That 32 percent increase is for small businesses with assets of $10 million to $50 million. Interestingly, those businesses with between $50 million and $100 million have also seen a 32 percent rise in the number of returns being audited. It seems as if small businesses with $10 to $100 million in assets have come into the cross-hairs of the IRS during the Obama administration.
Perhaps just as telling is the increase in audits for those with incomes in excess of $1 million. Many small business owners file individual returns. Over the period of 2009 to 2011, those with $1 million per year incomes have seen a 94 percent increase in the percentage of returns being audited. Those with incomes over $200,000 have also seen an increase of 36 percent.
Does this mean that the IRS is increasing the revenues based on these audits?
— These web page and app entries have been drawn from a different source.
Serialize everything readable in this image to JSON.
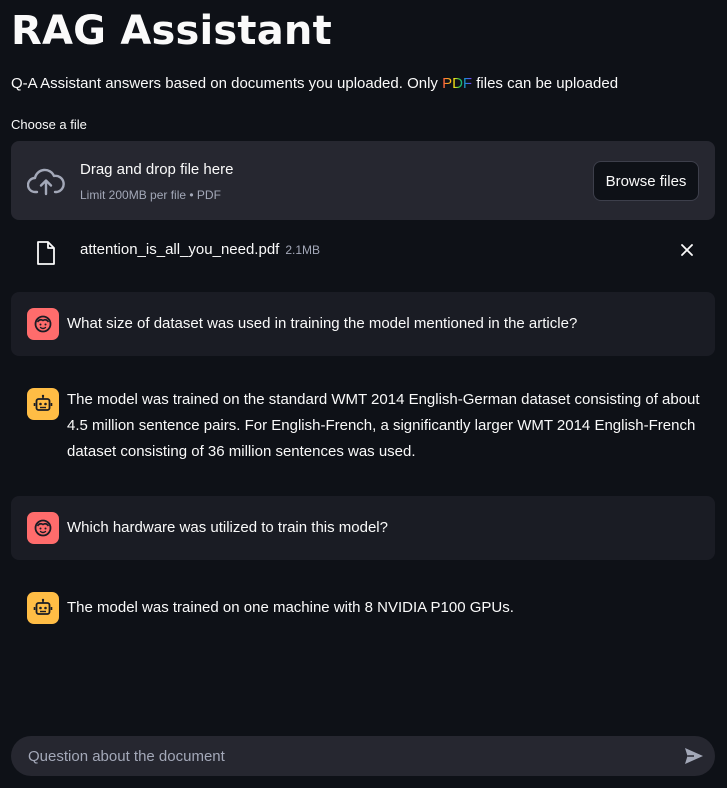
{
  "header": {
    "title": "RAG Assistant",
    "subtitle_before": "Q-A Assistant answers based on documents you uploaded. Only ",
    "subtitle_highlight": "PDF",
    "subtitle_after": " files can be uploaded"
  },
  "uploader": {
    "label": "Choose a file",
    "drag_text": "Drag and drop file here",
    "limit_text": "Limit 200MB per file • PDF",
    "browse_label": "Browse files",
    "icon": "cloud-upload-icon"
  },
  "uploaded_file": {
    "name": "attention_is_all_you_need.pdf",
    "size": "2.1MB",
    "icon": "file-icon"
  },
  "messages": [
    {
      "role": "user",
      "text": "What size of dataset was used in training the model mentioned in the article?"
    },
    {
      "role": "assistant",
      "text": "The model was trained on the standard WMT 2014 English-German dataset consisting of about 4.5 million sentence pairs. For English-French, a significantly larger WMT 2014 English-French dataset consisting of 36 million sentences was used."
    },
    {
      "role": "user",
      "text": "Which hardware was utilized to train this model?"
    },
    {
      "role": "assistant",
      "text": "The model was trained on one machine with 8 NVIDIA P100 GPUs."
    }
  ],
  "chat_input": {
    "placeholder": "Question about the document"
  },
  "colors": {
    "background": "#0e1117",
    "surface": "#262730",
    "user_avatar": "#ff6c6c",
    "assistant_avatar": "#ffbd45"
  }
}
In a study conducted at Syracuse University by the Transactional Records Access Clearinghouse, it was found that the audits of small businesses with $10 to $50 million in assets were responsible for an additional $702 per hour in assessed taxes. By contrast, when reviewing audit data for companies with over $250 million in assets, it was found that the assessed taxes were responsible for an additional $9,173 per hour. That is a difference of $8,471 per hour when large companies are audited, yet the audit rate for these large companies is up just 7.4 percent.
There’s no question that small businesses in America create the most jobs. Both presidential candidates readily admit that this is the case. In fact, the Small Business Administration says that small businesses employ over 50 percent of the American workforce, and have created more than 65 percent of new jobs in America over the past 15 years. So the question is: why is the IRS pursuing small and medium businesses so aggressively when the gain is much higher when auditing large firms?
As Treasury Inspector General for Tax Administration (TIGTA) Russell George claims in a report this past July, “the agency is spending a significant amount of resources on unproductive audits and burdening compliant taxpayers with unnecessary audits.”
It isn’t only small businesses who are bearing the brunt of increased auditing. The IRS statistics also show an increase in auditing for the self-employed and freelancers. Those individuals who file a schedule C are twice as likely to face an audit as a corporation.
Such aggressive auditing places unnecessary burdens and stress on small businesses. They are more likely to represent themselves against the IRS in court, and few can afford the costs associated with an IRS audit. These extra costs not only place a burden on the small business, they also affect the growth of that business, including its hiring practices. In essence, the costs of increased IRS auditing of small businesses include decreased revenue and increased unemployment.
About Sunovis Financial
Small business is important to our communities and very important in rebuilding our economy. Today more than ever, small businesses need capital and assistance to thrive, and that is what Sunovis is focused on. The company motto is: rebuilding the US economy, one business and one loan at a time.